It’s that magical time of year again: snow is falling, stores are filled with shoppers, and icicles are glistening on the eaves. Or, if you’re like me, you live in LA, still wear shorts every day, and do all of your Christmas shopping online, making this time of year nearly indistinguishable from any other.

Never fear: these irresistibly catchy Christmas songs from years past are guaranteed to provide a much-needed infusion of holiday spirit. Failing that, it’s never too early to start hitting the eggnog.

“Something About Christmas Time” – Bryan Adams (1985)

Okay, it’s up for debate whether the word “rock” can really be applied to Bryan Adams, but I certainly don’t smooth-jazz out to this song. (I don’t dad-music or guy-in-turtleneck-music out to it, either, for that matter, so “rock” will have to do.) Furthermore, Mr. Hot Shit, Bryan Adams played this song for the Pope at the Vatican in 2001. If it was good enough for John Paul II, it’s good enough for you.

“Christmas Is The Time To Say I Love You” – Billy Squier (1981)

“Christmas Is The Time To Say I Love You,” or “CITTTSILY” as it shall be known henceforth, was the B-side to a little record called “My Kinda Lover,” known henceforth as “The Best Billy Squier Song of All Time, And Yes, That Includes ‘The Stroke’.” Christmas songs of the rock persuasion don’t come much more cheerful than “CITTTSILY.” The cheer level is off the charts, in fact, far beyond levels documented by either rock scientists or cheer scientists.

Be sure to check out the video. It’s pretty much the 1981 MTV’s-first-Christmas version of The Lawrence Welk Show, starring Billy Squier.

“Christmastime” – The Smashing Pumpkins (1997)

“The world is a vampire,” Billy Corgan once sang in all seriousness. Two years later, he released “Christmastime,” next to which Clay Aiken sounds like Slayer.
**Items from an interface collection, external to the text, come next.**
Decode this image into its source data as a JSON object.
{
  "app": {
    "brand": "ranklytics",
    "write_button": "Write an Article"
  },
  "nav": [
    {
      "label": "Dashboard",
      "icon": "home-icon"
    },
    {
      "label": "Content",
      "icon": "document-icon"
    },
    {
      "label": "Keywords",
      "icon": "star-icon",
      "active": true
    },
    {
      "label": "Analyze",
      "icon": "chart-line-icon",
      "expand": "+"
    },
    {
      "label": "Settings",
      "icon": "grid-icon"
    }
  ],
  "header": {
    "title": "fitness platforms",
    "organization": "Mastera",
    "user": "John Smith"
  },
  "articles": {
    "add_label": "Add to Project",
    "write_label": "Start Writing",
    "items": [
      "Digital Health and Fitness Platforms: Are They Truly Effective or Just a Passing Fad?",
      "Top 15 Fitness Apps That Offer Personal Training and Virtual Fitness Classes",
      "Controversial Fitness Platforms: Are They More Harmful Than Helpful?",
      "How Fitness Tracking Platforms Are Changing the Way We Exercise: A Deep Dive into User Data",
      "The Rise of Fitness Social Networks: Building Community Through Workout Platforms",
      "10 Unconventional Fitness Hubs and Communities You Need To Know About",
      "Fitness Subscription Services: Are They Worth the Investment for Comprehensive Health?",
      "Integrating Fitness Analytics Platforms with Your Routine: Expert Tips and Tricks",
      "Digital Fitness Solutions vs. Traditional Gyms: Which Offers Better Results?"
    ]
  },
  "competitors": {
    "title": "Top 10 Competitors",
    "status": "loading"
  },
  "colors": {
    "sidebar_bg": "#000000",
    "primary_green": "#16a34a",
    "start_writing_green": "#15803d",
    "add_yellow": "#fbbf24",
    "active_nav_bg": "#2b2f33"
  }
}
This song is so gentle, you could rinse your baby’s eyes with it. I’m not saying the song is soft, but goosedown stuffs its pillow with “Christmastime.” It’s a sincere ode to that most joyous of holiday moments: Christmas morning, around the tree, hopped up on candy canes and knee-deep in loot. The lesson here is that if ’90s-era Billy Corgan could go soft over Christmas, then the rest of us shouldn’t feel bad about it, either. I mean, is that a recorder solo, or…?

“Do They Know It’s Christmas?” – Band Aid (1984)

“Do They Know It’s Christmas?” was written and organized by The Boomtown Rats’ Bob Geldof to benefit famine relief in Ethiopia, but if you ask me, its video is the true gift to humanity. I mean, the blazer on Simon Le Bon alone is enough to make me believe in the redeeming power of  Christ.

As a kid, the part that always got to me was Bono’s “Well, tonight thank God it’s them instead of you.” How chilling! By the early-2000s, I’d grown tired of being admonished by Bono over the radio (seriously, Bono? re: “Stuck in A Moment”? Why don’t you get yourself together?), but at the time, the effect really hit home.

“Do They Know It’s Christmas?” is my favorite Christmas song. There, I said it. I’m a total Scrooge, but I get choked up listening to this song at least once every Christmas season. Which is funny, because I don’t even care about famine relief!

“Last Christmas” – Wham! (1984)

This is a great Christmas song, but what’s even more notable is that it debuted in 1984, the same Christmas season as “Do They Know It’s Christmas?” In the UK, “Do They Know It’s Christmas?” went to #1, and “Last Christmas,” released as a double A-side with “Everything She Wants,” was a close #2 for most of the Christmas season. It subsequently became the biggest-selling single in the UK never to reach #1.

The ass-kicker? Remember the Ethiopian famine that Band Aid was benefitting? Wham! decided to join the party, donating all of their royalties from “Last Christmas/Everything She Wants” to Ethiopian famine relief as well, and their royalties exceeded those of “Do They Know It’s Christmas?” I’d say, “Take that, Band Aid!” except that Wham! was part of Band Aid, which actually makes a lot of sense.

If these tunes don’t put you in the holiday spirit, then you might need more serious intervention. Take The Carpenters’ Christmas Portrait and call me in the morning.